◆ **Your task**:
For the records below, print every one exactly, with nothing dropped.

◆ **Data**:

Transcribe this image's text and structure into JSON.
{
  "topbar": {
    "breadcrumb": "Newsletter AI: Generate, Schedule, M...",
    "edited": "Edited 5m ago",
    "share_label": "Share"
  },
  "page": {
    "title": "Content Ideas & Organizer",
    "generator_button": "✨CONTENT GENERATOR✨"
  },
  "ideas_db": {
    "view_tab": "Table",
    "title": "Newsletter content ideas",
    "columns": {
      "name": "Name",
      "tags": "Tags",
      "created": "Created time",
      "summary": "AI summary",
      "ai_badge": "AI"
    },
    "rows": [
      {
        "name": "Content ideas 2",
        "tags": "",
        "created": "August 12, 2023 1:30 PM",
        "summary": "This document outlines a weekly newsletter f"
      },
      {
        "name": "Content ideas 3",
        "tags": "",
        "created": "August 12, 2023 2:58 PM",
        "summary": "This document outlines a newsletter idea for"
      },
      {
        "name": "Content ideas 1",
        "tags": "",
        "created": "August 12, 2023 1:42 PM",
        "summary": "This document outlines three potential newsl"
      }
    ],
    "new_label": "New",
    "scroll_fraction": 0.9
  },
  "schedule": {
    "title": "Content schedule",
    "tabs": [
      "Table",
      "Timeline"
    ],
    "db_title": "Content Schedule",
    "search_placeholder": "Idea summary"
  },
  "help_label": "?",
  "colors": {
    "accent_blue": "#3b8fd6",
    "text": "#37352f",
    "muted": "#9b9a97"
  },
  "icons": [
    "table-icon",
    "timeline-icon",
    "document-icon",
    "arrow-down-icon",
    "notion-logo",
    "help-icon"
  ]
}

◆ **Exercise output**:
Transcribe this image's text and structure into JSON.
{
  "topbar": {
    "breadcrumb": "Newsletter AI: Generate, Schedule, M...",
    "edited": "Edited 5m ago",
    "share_label": "Share"
  },
  "page": {
    "title": "Content Ideas & Organizer",
    "generator_button": "✨CONTENT GENERATOR✨"
  },
  "ideas_db": {
    "view_tab": "Table",
    "title": "Newsletter content ideas",
    "columns": {
      "name": "Name",
      "tags": "Tags",
      "created": "Created time",
      "summary": "AI summary",
      "ai_badge": "AI"
    },
    "rows": [
      {
        "name": "Content ideas 2",
        "tags": "",
        "created": "August 12, 2023 1:30 PM",
        "summary": "This document outlines a weekly newsletter f"
      },
      {
        "name": "Content ideas 3",
        "tags": "",
        "created": "August 12, 2023 2:58 PM",
        "summary": "This document outlines a newsletter idea for"
      },
      {
        "name": "Content ideas 1",
        "tags": "",
        "created": "August 12, 2023 1:42 PM",
        "summary": "This document outlines three potential newsl"
      }
    ],
    "new_label": "New",
    "scroll_fraction": 0.9
  },
  "schedule": {
    "title": "Content schedule",
    "tabs": [
      "Table",
      "Timeline"
    ],
    "db_title": "Content Schedule",
    "search_placeholder": "Idea summary"
  },
  "help_label": "?",
  "colors": {
    "accent_blue": "#3b8fd6",
    "text": "#37352f",
    "muted": "#9b9a97"
  },
  "icons": [
    "table-icon",
    "timeline-icon",
    "document-icon",
    "arrow-down-icon",
    "notion-logo",
    "help-icon"
  ]
}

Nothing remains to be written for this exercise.